All Commentaries Posts
The topic of bullying has been in the headlines on and off for many years. A fine book by Emily Bazelon, “Sticks and Stones: Defeating the Culture of Bullying and Rediscovering the Power of Character and Empathy,” caught the attention of prominent reviewers and provides a balanced picture for the consideration of parents and educators who are understandably concerned.
Can a church that measures time by 40 days of Lent, 50 days of Easter and four Sundays of Advent appeal to a generation that has little regard for tradition and institutions? Will religion, as the visible institution of faith, be able to affect the trend or will the trend affect the church?
These questions are provoked by a lengthy article in a recent Time magazine profiling “the millennials” — the latest generation to capture the interest of sociologists and marketers.
“Mom,” cried my 3-year-old daughter, strapped into her car seat behind me. “I just saw a mouse.”
We lived in Alaska, in a house with plenty of cracks and nooks. Almost every year, we’d catch one mouse. Elizabeth was an astute little observer of life, and I trusted her eyesight. She was probably right, but then she added something funny.
“Or maybe it was fish,” she said hesitantly of the silvery creature she’d seen darting beyond the headlights.
“I just don’t want to know,” someone said to me recently, of not wanting to see her doctor about an ongoing symptom.
The remark was not an isolated incident. A certain fear seems to be building up among people in many corners of society, a fear that is difficult to quantify yet expressed in sometimes oblique, sometimes direct ways. It is the fear of becoming sick, and no wonder.
Graduation is supposed to be an ending, a sign of achievement and a time of celebration. It’s the culmination of your life so far, a moment to mark what you’ve achieved and a time to look back on treasured memories.
This year, though, graduation may not feel like the party it has been in the past. If you’ve graduated this year or are looking forward to it, you may feel a little scared about what comes next.
Never would I think that the Holy Spirit would introduce me to Pope Francis by allowing me to stay with him at his residence for one week in Rome and to have the blessing and privilege to attend his daily 7 a.m. Mass which he celebrates at the residence chapel and even have breakfast, lunch and dinner with him each day!

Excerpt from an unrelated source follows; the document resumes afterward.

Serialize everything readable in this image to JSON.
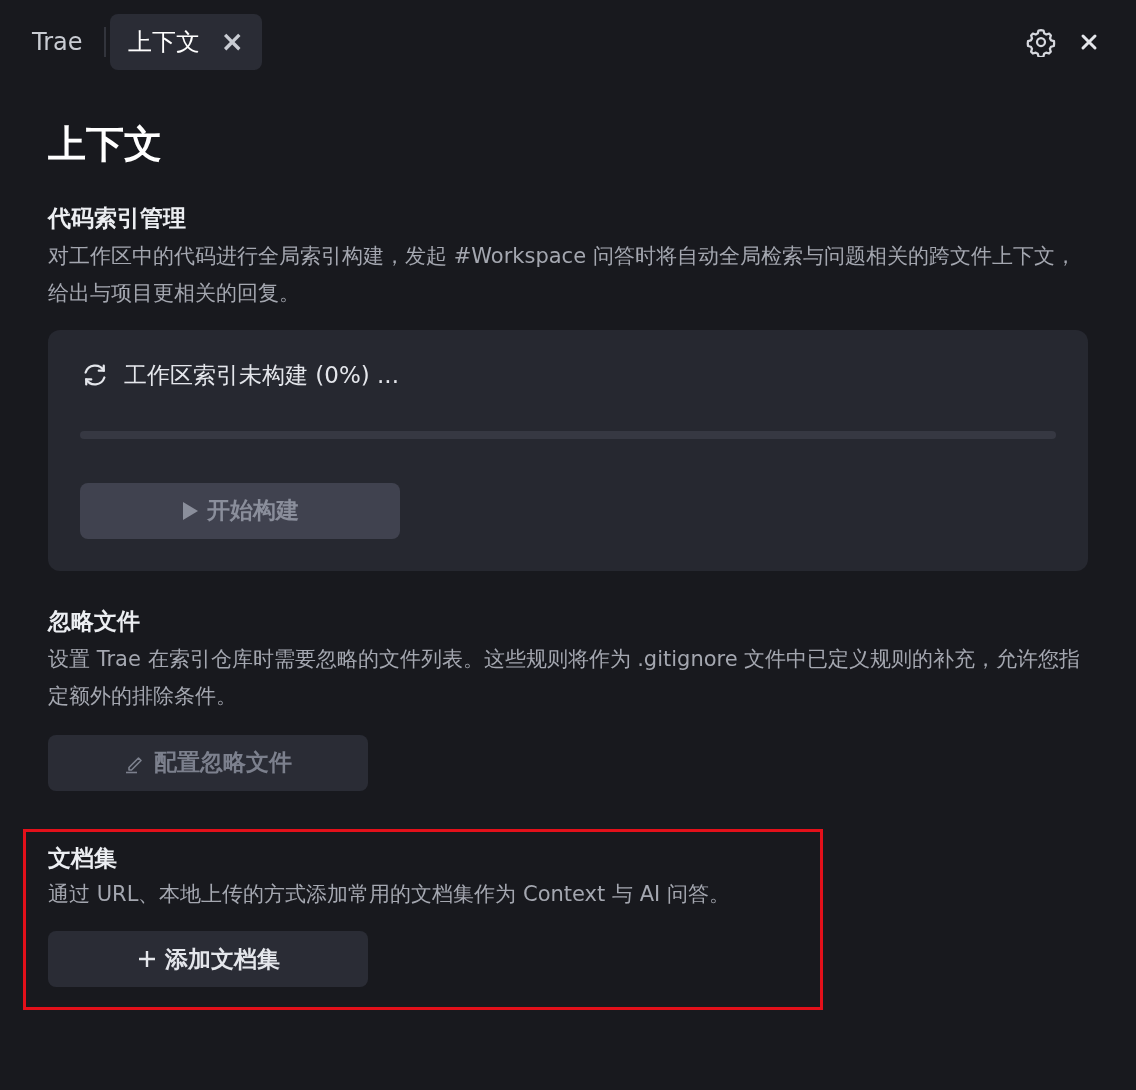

I had the honor to have several personal conversations with the Holy Father and what struck me each time was how sincere and genuine he is and how happy he is to see you when in his presence.
I had never thought about urban greening. For me, nature was something I took for granted in everyday life. It was never something I really thought about. And what I did notice was that every spring I suffer from allergies and that left me with little appreciation for the wonders of greenery. Now, I realize there is much more to plants, grass and trees in the city than that.
In my favorite photo from college, my friend Cara and I are standing next to each other at a party, making funny faces. We could be any other teen best friends in the world, except for what we’re wearing: Cara’s in a typical blue Abercrombie & Fitch babydoll sports shirt, while I’m in black eyeliner, black nail polish and a black shirt emblazoned with the word “Anticrombie.”
We couldn’t look more different.
In the early 1970s I began to notice what I then called the feminization of Jesuit higher education. I was dean of arts and sciences at Loyola University in New Orleans and then moved on to the presidency of the University of Scranton in Pennsylvania — both Jesuit schools.
Female enrollment was growing on both campuses and I remember wondering whether previously male-dominant Jesuit colleges were up to the challenge of preparing women for positions of leadership in a changing world.
I must confess, the day they locked up Boston and searched for the second bomber, I was riveted to the news channels. But soon, it’s off to the next “breaking news.”